(Task to complete)
Look through the data below for the string "JSON", and copy every line where it turns up.

(Dataset records)
┌──
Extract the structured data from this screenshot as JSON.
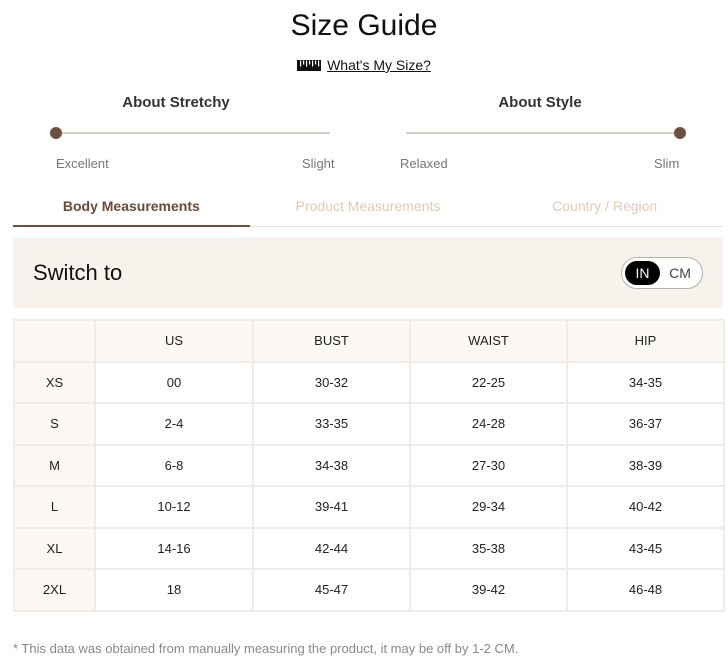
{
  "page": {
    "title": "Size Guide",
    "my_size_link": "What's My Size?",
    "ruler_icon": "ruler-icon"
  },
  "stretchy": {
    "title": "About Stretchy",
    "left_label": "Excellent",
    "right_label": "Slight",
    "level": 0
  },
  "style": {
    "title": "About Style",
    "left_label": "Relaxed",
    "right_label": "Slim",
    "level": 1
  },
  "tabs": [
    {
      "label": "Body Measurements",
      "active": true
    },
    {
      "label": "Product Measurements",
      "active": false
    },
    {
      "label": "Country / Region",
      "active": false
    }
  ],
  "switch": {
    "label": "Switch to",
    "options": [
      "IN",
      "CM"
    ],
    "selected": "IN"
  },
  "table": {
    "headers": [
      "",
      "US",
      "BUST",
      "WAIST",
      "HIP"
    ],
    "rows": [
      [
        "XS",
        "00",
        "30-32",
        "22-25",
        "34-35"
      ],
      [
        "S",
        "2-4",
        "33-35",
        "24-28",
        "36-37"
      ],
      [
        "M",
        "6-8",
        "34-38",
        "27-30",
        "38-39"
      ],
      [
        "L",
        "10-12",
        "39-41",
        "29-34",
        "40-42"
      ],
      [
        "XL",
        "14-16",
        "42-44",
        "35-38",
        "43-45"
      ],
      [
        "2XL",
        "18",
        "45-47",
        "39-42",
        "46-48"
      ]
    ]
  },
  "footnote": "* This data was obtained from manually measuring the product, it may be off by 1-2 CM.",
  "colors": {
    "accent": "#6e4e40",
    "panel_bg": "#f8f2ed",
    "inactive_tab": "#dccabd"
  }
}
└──
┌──
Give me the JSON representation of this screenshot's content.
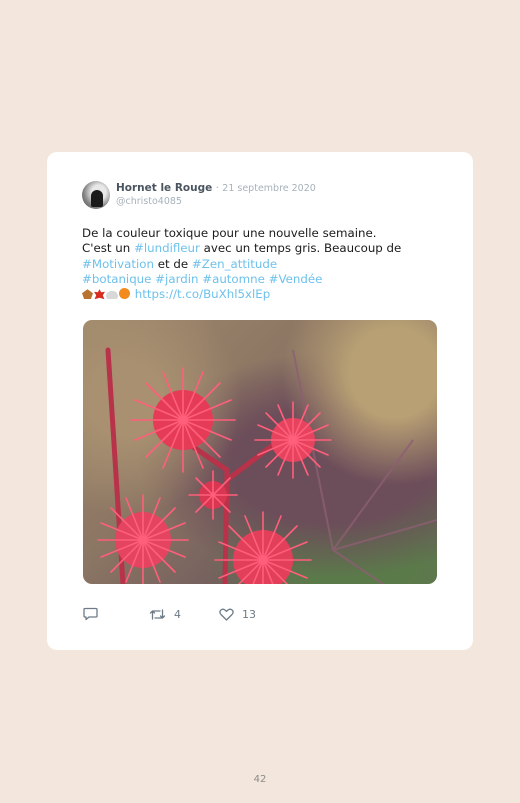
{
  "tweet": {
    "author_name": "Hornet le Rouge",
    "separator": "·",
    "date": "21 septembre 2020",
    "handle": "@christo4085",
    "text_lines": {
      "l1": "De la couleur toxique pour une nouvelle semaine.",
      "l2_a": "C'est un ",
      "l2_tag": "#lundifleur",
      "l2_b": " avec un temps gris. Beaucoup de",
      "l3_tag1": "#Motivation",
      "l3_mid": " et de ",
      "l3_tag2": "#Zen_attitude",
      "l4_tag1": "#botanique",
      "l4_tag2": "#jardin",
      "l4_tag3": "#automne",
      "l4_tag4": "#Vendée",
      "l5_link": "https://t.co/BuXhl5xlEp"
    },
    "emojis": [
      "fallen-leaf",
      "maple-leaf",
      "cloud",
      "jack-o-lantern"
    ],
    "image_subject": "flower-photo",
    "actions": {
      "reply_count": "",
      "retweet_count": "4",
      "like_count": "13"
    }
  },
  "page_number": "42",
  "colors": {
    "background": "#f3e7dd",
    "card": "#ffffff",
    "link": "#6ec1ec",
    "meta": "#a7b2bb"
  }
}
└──
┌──
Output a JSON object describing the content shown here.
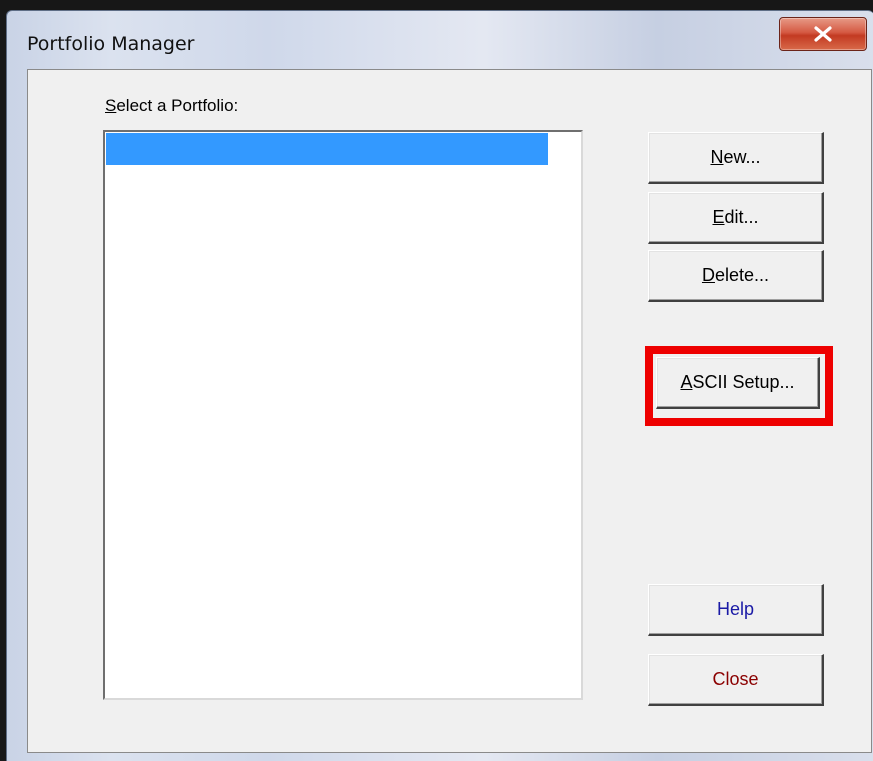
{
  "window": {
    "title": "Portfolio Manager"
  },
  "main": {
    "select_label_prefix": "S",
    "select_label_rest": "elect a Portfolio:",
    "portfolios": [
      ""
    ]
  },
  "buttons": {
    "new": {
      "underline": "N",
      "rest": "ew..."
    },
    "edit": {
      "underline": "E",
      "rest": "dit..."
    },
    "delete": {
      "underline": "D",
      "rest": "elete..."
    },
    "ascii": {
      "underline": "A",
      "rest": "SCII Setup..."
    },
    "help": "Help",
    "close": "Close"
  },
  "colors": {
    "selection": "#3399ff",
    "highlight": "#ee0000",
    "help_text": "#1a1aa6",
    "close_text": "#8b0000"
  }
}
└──
(Output)
Extract the structured data from this screenshot as JSON.
Give me the JSON representation of this screenshot's content.
Output a JSON object describing the content shown here.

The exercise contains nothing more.